Talking About Gender and the Power of Dialogue
Gender issues have been making some serious waves these past few months. A woman from Columbia University joined college students around the country to make sexual assault on college campuses front-page news by carrying the mattress she was assaulted on around campus. Twitter conversations surrounding #yesallwomen and #notallmen, with over a million tweets, started a nationwide discussion in the aftermath of the horrific shooting in Santa Barbara. Most recently, these conversations have culminated in a video calling out the reality of catcalling.
The video, “10 Hours of Walking in NYC as a Woman,” has since garnered over 34 million views and sparked a national conversation with implications for race, violence against women, affirmative consent, and even gun issues.
Clearly, these subjects have hit a nerve across the United States and are starting discussions at every level of our communities. Some (like this Daily Show segment with Jessica Williams — be aware, this video includes strong language) have been incredibly well received, but many have also been full of fear and hatred. So it doesn’t just matter that these conversations happen – it matters HOW they happen. Just like every discussion where people feel forced to defend their identity or debate a belief or value system, these are the types of conversations that can go downhill quickly.
So let’s start thinking about what we can do to build a better conversation around gender.
Ask the Right Questions
First, we can learn how to ask questions that promote curiosity and connection between people. So far, I have seen people speak, almost exclusively, AT one another, instead of WITH one another. Rather than seeking to understand the experience of another person, these conversations have centered on one gender trying to convince another gender of the validity of his or her experience and personhood. A recent CNN segment exemplifies this lack of curiosity. Here are two things that were ACTUALLY said in this eight-minute segment:
Steve to Amanda: “I’m more of an expert than you, and I’ll tell you why: because I’m a guy and I know how we think…You would not care if all these guys were hot…they would be bolstering your self-esteem…There is nothing more that a women likes to hear than how pretty she is.”
Amanda to Steve: “You, as a man – what your problem is – is that you really should just be embracing and welcoming to the fact that women are saying, ‘hey, we don’t like this,’ not arguing why we shouldn’t. If we say we don’t like it, and we are demonstrating that, then you …should be saying, ‘then let’s discuss how you can feel more comfortable.’”
So often, we try to inform other people what they should think or believe, rather than asking them why they think as they do. We don’t seek to understand or fully appreciation another person as complex, beyond ideas of gender.
Work on Listening
Second, we can become better listeners.

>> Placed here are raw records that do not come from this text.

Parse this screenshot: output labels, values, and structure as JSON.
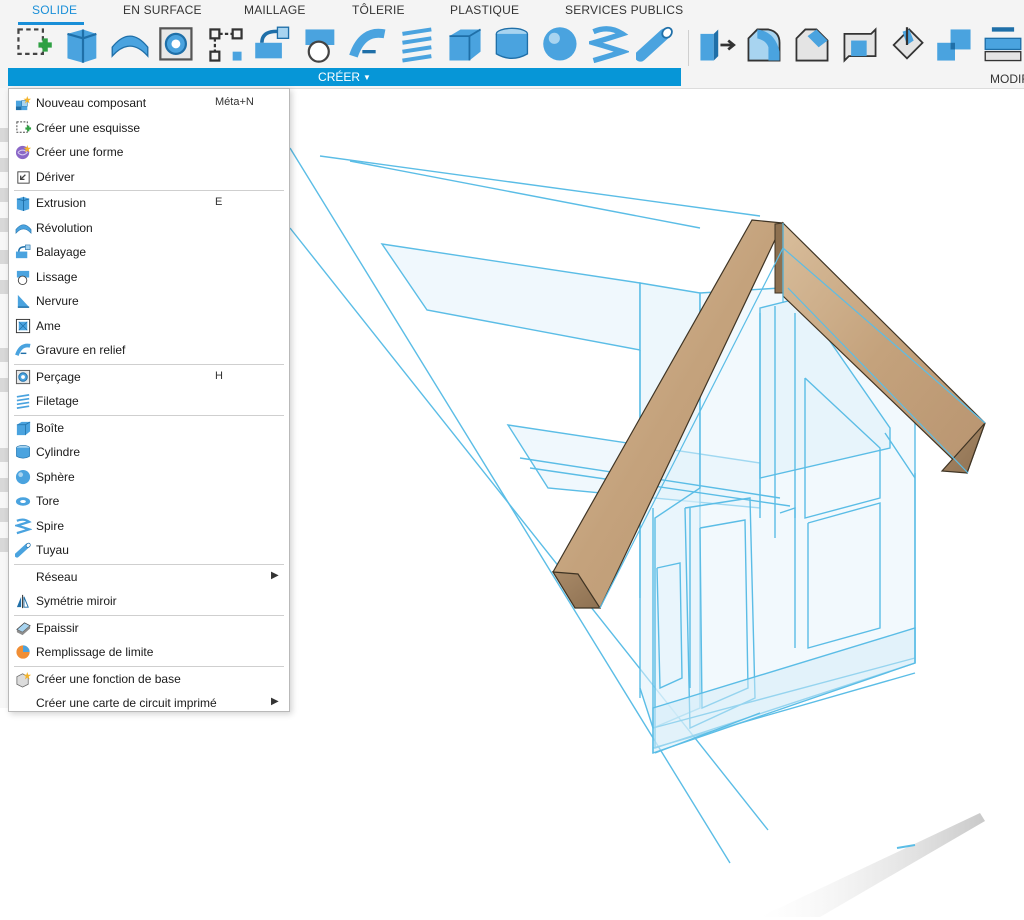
{
  "tabs": [
    {
      "label": "SOLIDE",
      "active": true
    },
    {
      "label": "EN SURFACE",
      "active": false
    },
    {
      "label": "MAILLAGE",
      "active": false
    },
    {
      "label": "TÔLERIE",
      "active": false
    },
    {
      "label": "PLASTIQUE",
      "active": false
    },
    {
      "label": "SERVICES PUBLICS",
      "active": false
    }
  ],
  "toolbar": {
    "create_label": "CRÉER",
    "modify_label": "MODIF",
    "create_tools": [
      "sketch-icon",
      "extrude-icon",
      "revolve-icon",
      "hole-icon",
      "dimension-icon",
      "sweep-icon",
      "loft-icon",
      "emboss-icon",
      "thread-icon",
      "box-icon",
      "cylinder-icon",
      "sphere-icon",
      "coil-icon",
      "pipe-icon"
    ],
    "modify_tools": [
      "press-pull-icon",
      "fillet-icon",
      "chamfer-icon",
      "shell-icon",
      "draft-icon",
      "scale-icon",
      "combine-icon"
    ]
  },
  "menu": {
    "groups": [
      [
        {
          "label": "Nouveau composant",
          "shortcut": "Méta+N",
          "icon": "new-component-icon"
        },
        {
          "label": "Créer une esquisse",
          "icon": "sketch-icon"
        },
        {
          "label": "Créer une forme",
          "icon": "form-icon"
        },
        {
          "label": "Dériver",
          "icon": "derive-icon"
        }
      ],
      [
        {
          "label": "Extrusion",
          "shortcut": "E",
          "icon": "extrude-icon"
        },
        {
          "label": "Révolution",
          "icon": "revolve-icon"
        },
        {
          "label": "Balayage",
          "icon": "sweep-icon"
        },
        {
          "label": "Lissage",
          "icon": "loft-icon"
        },
        {
          "label": "Nervure",
          "icon": "rib-icon"
        },
        {
          "label": "Ame",
          "icon": "web-icon"
        },
        {
          "label": "Gravure en relief",
          "icon": "emboss-icon"
        }
      ],
      [
        {
          "label": "Perçage",
          "shortcut": "H",
          "icon": "hole-icon"
        },
        {
          "label": "Filetage",
          "icon": "thread-icon"
        }
      ],
      [
        {
          "label": "Boîte",
          "icon": "box-icon"
        },
        {
          "label": "Cylindre",
          "icon": "cylinder-icon"
        },
        {
          "label": "Sphère",
          "icon": "sphere-icon"
        },
        {
          "label": "Tore",
          "icon": "torus-icon"
        },
        {
          "label": "Spire",
          "icon": "coil-icon"
        },
        {
          "label": "Tuyau",
          "icon": "pipe-icon"
        }
      ],
      [
        {
          "label": "Réseau",
          "submenu": true,
          "icon": ""
        },
        {
          "label": "Symétrie miroir",
          "icon": "mirror-icon"
        }
      ],
      [
        {
          "label": "Epaissir",
          "icon": "thicken-icon"
        },
        {
          "label": "Remplissage de limite",
          "icon": "boundary-fill-icon"
        }
      ],
      [
        {
          "label": "Créer une fonction de base",
          "icon": "base-feature-icon"
        },
        {
          "label": "Créer une carte de circuit imprimé",
          "submenu": true,
          "icon": ""
        }
      ]
    ]
  },
  "colors": {
    "accent": "#0696d7",
    "tab_active": "#1a8fd8",
    "icon_blue": "#4aa3df",
    "wire": "#5bbde6",
    "wood": "#c7a684"
  }
}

At Public Conversations, we call this “listening with resilience,” and after just two months working here, I love that phrase. It means going beyond jumping to your next defense or rebuttal to some horrific thing another person just said. Listening with resilience asks us to not just ask the right questions to expand the conversation beyond “yes all women” and “not all men,” but then to actually listen to what the other person tells us – even if it’s difficult to hear.
Finding a Common Humanity
We have spent 25 years developing a process to help people have such conversations in a way that they feel heard and understood, while at the same time seeking to hear and understand more about other people. When it comes to issues like gender – which can touch the core of our identities – we should use conversations as an opportunity to better understand this conflict and polarization. Dialogue doesn’t have to be about convincing someone or finding common ground – sometimes, it is enough to simply look for common humanity. And wouldn’t that be a great place to start?
If you want to delve further into these three tools to create better conversations, we welcome you to join us for an upcoming workshop where you’ll learn about our approach and have an opportunity to practice using it.
This blog post was originally published on November 7, 2014.